Charlie befriends the man and considers inviting him to stay in his home, but he’s soon given reason to question that notion. Jack is certain that Charlie’s new houseguest was involved in a shocking homicide that took place years ago in a small town near Athena. As this cold case heats up, Charlie and Diesel have to uncover a killer who may already be too close to home…
The title on this cozy caught my eye and I like the blurb.
He was history’s most creative genius. What secrets can he teach us?
The author of the acclaimed bestsellers Steve Jobs, Einstein, and Benjamin Franklin brings Leonardo da Vinci to life in this exciting new biography.
Based on thousands of pages from Leonardo’s astonishing notebooks and new discoveries about his life and work, Walter Isaacson weaves a narrative that connects his art to his science. He shows how Leonardo’s genius was based on skills we can improve in ourselves, such as passionate curiosity, careful observation, and an imagination so playful that it flirted with fantasy.
He produced the two most famous paintings in history, The Last Supper and the Mona Lisa. But in his own mind, he was just as much a man of science and technology. With a passion that sometimes became obsessive, he pursued innovative studies of anatomy, fossils, birds, the heart, flying machines, botany, geology, and weaponry. His ability to stand at the crossroads of the humanities and the sciences, made iconic by his drawing of Vitruvian Man, made him history’s most creative genius.
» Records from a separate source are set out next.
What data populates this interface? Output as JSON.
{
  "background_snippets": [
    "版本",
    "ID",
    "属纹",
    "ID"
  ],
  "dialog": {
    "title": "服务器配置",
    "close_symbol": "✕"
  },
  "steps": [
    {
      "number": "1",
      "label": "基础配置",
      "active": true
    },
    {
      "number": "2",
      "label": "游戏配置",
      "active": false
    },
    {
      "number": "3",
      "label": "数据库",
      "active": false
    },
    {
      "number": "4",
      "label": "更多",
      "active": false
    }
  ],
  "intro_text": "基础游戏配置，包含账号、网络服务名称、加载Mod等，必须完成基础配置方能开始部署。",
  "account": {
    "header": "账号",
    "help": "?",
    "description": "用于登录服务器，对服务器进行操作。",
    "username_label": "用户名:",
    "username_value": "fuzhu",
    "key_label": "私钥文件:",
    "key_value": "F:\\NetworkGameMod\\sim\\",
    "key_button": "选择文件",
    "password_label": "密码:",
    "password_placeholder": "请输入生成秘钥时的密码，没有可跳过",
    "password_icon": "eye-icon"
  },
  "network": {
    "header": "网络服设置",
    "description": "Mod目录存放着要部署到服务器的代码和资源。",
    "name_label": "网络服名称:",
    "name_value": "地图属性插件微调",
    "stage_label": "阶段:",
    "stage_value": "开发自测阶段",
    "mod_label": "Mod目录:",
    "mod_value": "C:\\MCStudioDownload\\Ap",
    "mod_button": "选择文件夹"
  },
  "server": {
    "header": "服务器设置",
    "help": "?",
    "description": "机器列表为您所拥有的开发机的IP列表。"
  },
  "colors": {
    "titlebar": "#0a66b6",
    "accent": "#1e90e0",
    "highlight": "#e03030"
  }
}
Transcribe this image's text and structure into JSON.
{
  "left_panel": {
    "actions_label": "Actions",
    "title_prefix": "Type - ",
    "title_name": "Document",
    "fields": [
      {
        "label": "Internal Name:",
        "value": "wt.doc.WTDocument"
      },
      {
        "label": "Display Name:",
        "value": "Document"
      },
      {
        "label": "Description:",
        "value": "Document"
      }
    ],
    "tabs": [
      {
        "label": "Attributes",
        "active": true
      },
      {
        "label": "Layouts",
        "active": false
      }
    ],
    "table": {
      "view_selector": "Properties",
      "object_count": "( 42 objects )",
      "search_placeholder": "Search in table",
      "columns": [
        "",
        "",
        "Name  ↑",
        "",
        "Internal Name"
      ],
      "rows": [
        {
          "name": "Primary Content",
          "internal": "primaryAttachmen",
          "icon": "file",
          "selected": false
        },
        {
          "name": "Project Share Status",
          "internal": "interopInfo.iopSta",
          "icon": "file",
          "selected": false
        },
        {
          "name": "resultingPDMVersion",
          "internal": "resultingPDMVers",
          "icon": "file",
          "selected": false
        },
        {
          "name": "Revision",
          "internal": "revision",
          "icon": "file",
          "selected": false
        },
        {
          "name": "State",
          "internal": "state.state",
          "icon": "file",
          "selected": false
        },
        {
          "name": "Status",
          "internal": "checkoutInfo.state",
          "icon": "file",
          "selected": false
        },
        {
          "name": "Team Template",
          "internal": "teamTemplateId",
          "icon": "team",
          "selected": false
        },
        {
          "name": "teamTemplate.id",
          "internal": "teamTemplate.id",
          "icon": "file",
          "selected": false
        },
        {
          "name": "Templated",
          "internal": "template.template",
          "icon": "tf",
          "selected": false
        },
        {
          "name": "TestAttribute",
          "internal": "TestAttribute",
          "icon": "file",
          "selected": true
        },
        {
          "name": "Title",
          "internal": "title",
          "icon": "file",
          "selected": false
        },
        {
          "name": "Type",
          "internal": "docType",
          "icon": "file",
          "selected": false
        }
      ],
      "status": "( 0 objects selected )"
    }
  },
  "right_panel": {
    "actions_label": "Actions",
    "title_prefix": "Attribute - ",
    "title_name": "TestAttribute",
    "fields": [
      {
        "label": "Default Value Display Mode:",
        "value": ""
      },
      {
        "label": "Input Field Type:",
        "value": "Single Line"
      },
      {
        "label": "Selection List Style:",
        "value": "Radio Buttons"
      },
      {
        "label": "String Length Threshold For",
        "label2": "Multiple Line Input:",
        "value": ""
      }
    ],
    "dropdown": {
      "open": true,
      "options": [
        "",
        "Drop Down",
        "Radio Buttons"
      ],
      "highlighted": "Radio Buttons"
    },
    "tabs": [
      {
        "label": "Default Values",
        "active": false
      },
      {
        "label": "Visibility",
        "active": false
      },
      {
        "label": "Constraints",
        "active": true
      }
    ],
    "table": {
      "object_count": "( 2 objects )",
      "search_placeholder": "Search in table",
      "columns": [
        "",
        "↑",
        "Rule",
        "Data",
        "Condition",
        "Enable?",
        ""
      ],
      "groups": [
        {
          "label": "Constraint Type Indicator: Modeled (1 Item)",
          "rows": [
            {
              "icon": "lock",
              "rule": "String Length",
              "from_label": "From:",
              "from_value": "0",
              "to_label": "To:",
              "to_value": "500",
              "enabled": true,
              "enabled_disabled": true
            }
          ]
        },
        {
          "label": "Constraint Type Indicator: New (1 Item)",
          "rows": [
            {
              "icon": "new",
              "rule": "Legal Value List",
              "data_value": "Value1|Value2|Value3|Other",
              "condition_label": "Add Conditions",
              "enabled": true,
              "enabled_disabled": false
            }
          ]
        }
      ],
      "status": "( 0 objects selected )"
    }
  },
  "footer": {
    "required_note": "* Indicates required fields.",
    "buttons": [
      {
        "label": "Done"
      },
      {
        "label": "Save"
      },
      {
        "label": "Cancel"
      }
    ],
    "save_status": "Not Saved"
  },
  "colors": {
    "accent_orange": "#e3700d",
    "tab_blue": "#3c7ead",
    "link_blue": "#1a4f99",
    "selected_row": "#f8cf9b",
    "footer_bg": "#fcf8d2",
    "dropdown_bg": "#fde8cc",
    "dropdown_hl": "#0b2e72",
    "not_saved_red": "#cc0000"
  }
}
His creativity, like that of other great innovators, came from having wide-ranging passions. He peeled flesh off the faces of cadavers, drew the muscles that move the lips, and then painted history’s most memorable smile. He explored the math of optics, showed how light rays strike the cornea, and produced illusions of changing perspectives in The Last Supper. Isaacson also describes how Leonardo’s lifelong enthusiasm for staging theatrical productions informed his paintings and inventions.
Da Vinci is so fascinating. He was a man of multiple talents. I would love to read this.
What caused Dickens to leap out of bed one night and walk 30 miles from London to Kent?How did a small town on the Welsh borders become the second-hand bookshop capital of the world?Why did a jellyfish persuade Evelyn Waugh to abandon his suicide attempt in North Wales? A multitude of curious questions are answered in Britain by the Book, a fascinating travelogue with a literary theme, taking in unusual writers’ haunts and the surprising places that inspired some of our favourite fictional locations. We’ll learn why Thomas Hardy was buried twice, how a librarian in Manchester invented the thesaurus as a means of coping with depression, and why Agatha Christie was investigated by MI5 during the Second World War. The map of Britain that emerges is one dotted with interesting literary stories and bookish curiosities.
I would love to get my hands on this book.
What books caught your eye this week? We’d love to hear about it.